From Edward Braddock
Camp at Fort Cumberland [Md.] May 15. 1755
Instructions to George Washington Esq.
1. You will repair to Hampton in Virginia with as much expedition as may be; and ⟨immedi⟩ately upon your Arrivel there you will apply ⟨to⟩ John Hunter Esqr.1 for the Sum of Four tho⟨usand⟩ pounds Sterling, for which you will receive ⟨mutilated⟩2 from Mr Johnston, Deputy paymaster,3 paya⟨ble⟩ to yourself.
2. You will acquaint Mr Hunter from me that His Majesty’s Service under my direction, requires the further Sum of ten thousand pounds Sterling, to be sent to Fort Cumberland at this place, within the Space of two Months at farthest from this day, to be entrusted to the Care of such person as he shall choose for that purpose, who upon his a⟨rrival⟩ at the Fort with it, shall have a proper ⟨mutilated⟩4 appointed him for the safe Custody of it.
3. You will also acquaint Mr Hunter that ⟨mutilated⟩5 he shall Send with the said Money shall ⟨mutilated⟩6 reasonable Allowance for his Trouble; and that ⟨the⟩ Expence of Insurance and all other Charges t⟨hat⟩ may necessarily attend the Sending it shall be allow’d.
⟨4.⟩ You will continue at Hampton no longer than two7 Day’s at the farthest, and if you cannot in that time get the whole Sum of four thousand pounds from Mr Hunter, you will return to me as speedily as may be with such part of it as you shall be able to receive.
5. You will take care to bring me a positive Answer from Mr Hunter, whether I may depend upon ten thousand Pounds being sent to Fort Cumberland by the time mention’d in these Instructions.
DS, DLC:GW. This document is written in the hand of Robert Orme except for the signature and the word “two” noted below, which are in Braddock’s hand. The manuscript is mutilated along much of the right-hand side of the first page and part of the left-hand side of the second page. The words and portions of words that appear in angle brackets are taken from Hamilton, Letters to Washington description begins Stanislaus Murray Hamilton, ed. Letters to Washington and Accompanying Papers. 5 vols. Boston and New York, 1898–1902. description ends , 1:60–61.

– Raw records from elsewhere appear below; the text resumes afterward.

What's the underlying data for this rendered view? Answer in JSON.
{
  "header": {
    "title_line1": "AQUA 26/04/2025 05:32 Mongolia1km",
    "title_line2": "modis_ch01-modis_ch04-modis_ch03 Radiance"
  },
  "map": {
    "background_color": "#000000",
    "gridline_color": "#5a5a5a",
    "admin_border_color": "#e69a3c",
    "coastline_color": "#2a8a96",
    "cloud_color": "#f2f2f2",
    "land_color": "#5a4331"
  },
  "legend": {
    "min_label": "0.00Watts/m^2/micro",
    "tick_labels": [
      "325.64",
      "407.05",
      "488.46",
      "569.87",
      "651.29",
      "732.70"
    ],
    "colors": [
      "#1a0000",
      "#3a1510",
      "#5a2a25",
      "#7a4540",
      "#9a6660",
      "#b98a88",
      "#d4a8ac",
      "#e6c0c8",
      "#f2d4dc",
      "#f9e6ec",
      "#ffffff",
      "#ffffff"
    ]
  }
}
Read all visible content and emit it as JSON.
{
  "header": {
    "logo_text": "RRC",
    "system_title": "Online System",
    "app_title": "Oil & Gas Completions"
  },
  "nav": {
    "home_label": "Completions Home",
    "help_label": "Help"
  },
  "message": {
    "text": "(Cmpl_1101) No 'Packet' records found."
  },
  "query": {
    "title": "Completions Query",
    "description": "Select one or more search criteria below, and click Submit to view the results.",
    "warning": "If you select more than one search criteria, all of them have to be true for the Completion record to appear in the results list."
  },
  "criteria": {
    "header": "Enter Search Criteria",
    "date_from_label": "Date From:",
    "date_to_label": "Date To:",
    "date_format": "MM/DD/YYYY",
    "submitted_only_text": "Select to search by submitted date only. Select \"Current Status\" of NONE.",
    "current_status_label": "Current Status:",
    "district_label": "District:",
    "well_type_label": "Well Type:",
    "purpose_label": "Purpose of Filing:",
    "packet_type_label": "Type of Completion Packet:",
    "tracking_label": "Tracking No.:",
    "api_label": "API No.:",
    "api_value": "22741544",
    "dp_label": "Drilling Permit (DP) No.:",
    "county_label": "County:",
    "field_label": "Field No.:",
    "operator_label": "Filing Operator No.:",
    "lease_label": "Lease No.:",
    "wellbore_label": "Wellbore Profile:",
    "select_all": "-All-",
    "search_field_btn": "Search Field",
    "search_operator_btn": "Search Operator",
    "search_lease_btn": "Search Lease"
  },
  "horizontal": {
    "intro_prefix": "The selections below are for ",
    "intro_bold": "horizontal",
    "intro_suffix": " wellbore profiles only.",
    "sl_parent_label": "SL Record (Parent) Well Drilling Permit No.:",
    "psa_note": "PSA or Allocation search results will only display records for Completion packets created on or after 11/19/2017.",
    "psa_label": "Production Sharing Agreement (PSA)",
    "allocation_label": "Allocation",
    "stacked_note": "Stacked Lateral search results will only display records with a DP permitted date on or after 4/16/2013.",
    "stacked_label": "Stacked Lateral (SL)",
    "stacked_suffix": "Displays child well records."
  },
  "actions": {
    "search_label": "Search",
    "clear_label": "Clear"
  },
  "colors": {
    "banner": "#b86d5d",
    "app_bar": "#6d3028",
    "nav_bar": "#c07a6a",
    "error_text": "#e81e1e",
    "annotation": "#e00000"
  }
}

1. John Hunter, a justice of the Elizabeth City County court and colonel of the county’s militia, lived near Hampton on a plantation called Little England. As agent for Thomlinson & Hanbury, the London trading firm through which the British government transferred funds to its military forces in North America, he was responsible for negotiating bills of exchange and dispensing specie to the army’s deputy paymaster general as ordered by the commander in chief. GW’s role here was simply to act as a trusted courier between the agent and the deputy paymaster general. Hunter sold out his considerable business and land interests in Virginia in 1766 and went to England to live.
3. William Johnston, Braddock’s deputy paymaster general, arrived in Virginia from England during the latter part of Mar. 1755. On the day of Braddock’s defeat he was with the second division of the army far from the action. “It was a great happiness I was not with the general,” he wrote later; “if I had, the military chest, vouchers, and all my baggage would have been lost, and myself perhaps knocked on the head” (William Johnston to Frank —, 23 Sept. 1755, in Wilson, “Campaign of General Braddock,” description begins J. Cook Wilson. “The Campaign of General Braddock.” English Historical Review 1 (1886): 149–52. description ends 149–52). Johnston served the next year as a deputy paymaster general for Lord Loudoun, stationed for the most part at Albany, N.Y.
4. A guard would be needed to protect the courier from French and Indian raiding parties as he traveled from Fort Cumberland to wherever the army’s camp might be west of the mountains. See GW to John Augustine Washington, 28 June–2 July 1755, n.6. GW insisted on having an escort between Winchester and Fort Cumberland later this month when he brought the £4,000 to Braddock. See GW Memorandum, 15–30 May 1755, and GW to John Augustine Washington, 28 May 1755.
5. The words missing may be “the person.”
6. The missing portion may read “be given a” or “have a.”
7. The word “two” is in Braddock’s hand.